My healing stone, Dragon Eye.
Thomas Maeder (1989) has extensively studied children of psychologists and psychiatrists. He observed that many of these people became artists as adults and wondered, "Why should so many people get into art?" (p. 259). We too have pondered this question, theorizing the role of the artist as a kind of shamanic calling to provide different types of healing through perception, reflection and creation. “Can’t today’s artists and writers fill the void left by the shaman?” (Jones, 2007, p. 2).
I, too, have thought of my work as a kind of shaman. It is fate that I draw, and if I do not draw, I feel like there is a second me that leads me to something, so I draw like a kind of attraction. This attraction is a kind of shamanic invocation that offers different types of healing through perception, reflection, and creation, as written above. I decided to make a kind of stone art of rune stone with this meaning.
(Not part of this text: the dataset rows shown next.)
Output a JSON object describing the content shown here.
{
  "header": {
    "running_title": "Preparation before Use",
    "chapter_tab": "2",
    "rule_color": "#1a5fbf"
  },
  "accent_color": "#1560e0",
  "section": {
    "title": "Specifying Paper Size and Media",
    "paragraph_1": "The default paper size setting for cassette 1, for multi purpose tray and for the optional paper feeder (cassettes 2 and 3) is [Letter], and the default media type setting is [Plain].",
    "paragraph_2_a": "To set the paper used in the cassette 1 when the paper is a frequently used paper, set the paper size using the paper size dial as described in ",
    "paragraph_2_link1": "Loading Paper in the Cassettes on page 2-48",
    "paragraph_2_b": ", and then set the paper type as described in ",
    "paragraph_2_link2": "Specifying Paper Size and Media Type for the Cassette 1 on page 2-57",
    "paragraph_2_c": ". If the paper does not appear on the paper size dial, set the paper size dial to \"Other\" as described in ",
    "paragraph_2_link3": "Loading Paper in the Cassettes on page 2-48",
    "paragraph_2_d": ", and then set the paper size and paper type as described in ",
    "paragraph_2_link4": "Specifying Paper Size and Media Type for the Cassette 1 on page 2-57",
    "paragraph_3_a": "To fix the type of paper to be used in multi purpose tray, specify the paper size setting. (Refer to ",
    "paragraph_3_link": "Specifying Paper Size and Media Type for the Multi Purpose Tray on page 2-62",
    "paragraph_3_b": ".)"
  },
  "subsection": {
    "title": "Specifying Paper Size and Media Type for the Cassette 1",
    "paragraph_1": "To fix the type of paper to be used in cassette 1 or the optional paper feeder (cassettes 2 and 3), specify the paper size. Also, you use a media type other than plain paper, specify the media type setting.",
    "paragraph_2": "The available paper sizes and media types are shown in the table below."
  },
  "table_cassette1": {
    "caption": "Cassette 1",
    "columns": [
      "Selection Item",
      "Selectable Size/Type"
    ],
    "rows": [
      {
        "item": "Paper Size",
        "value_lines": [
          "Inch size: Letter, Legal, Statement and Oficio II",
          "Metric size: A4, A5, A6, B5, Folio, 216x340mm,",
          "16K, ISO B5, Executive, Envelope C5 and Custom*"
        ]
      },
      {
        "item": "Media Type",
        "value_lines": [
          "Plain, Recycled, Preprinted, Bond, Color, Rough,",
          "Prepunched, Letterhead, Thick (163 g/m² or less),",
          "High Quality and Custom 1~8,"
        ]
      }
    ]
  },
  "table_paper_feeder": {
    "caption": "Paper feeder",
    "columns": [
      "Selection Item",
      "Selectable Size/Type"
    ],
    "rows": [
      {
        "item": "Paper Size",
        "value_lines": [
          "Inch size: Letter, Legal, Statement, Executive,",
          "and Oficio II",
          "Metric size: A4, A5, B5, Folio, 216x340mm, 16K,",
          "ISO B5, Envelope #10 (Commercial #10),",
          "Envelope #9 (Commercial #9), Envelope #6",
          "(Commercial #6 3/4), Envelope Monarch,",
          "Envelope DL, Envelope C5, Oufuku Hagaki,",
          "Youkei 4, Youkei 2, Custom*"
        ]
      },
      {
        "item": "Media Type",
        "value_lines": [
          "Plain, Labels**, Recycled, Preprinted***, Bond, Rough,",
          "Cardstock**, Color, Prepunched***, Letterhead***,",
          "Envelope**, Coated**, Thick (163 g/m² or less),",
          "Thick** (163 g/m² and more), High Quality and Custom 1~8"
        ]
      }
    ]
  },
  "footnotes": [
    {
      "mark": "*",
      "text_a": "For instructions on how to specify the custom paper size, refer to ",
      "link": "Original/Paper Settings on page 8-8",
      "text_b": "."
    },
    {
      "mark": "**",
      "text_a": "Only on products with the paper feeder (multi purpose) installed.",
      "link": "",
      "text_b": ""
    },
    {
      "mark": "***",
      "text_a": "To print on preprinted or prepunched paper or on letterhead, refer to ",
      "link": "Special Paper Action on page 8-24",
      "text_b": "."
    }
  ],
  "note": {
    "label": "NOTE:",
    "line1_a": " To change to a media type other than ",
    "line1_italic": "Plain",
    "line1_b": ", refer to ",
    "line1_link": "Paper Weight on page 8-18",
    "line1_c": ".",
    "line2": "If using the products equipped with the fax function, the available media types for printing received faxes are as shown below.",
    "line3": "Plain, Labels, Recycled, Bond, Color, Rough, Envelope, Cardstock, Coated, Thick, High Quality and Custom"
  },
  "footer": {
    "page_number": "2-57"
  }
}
First, I dye a plain, patterned round egg-shaped stone I picked up on the beach with blue ink. Then trace the shape inside the stone with a gold marker. At this time, I followed the rune that came out of nature itself and drew it as if meditating with the idea of expressing it on the surface. This work was serious, it calms the mind, and it is done as if having a conversation with the inanimate stone.
As I worked, I paid attention to the signs made by stones and paths like tree rings. It's like a dinosaur egg that became a fossil, and it's like a life that is trying to stop cell division .
I put 24K gold leaf paper on it to give it more accent as an accessory. Then, a thin layer of resin was applied to make it shine like a sapphire jewel.
The finished stone shines as beautifully as a real gem.
Myungja Anna Koh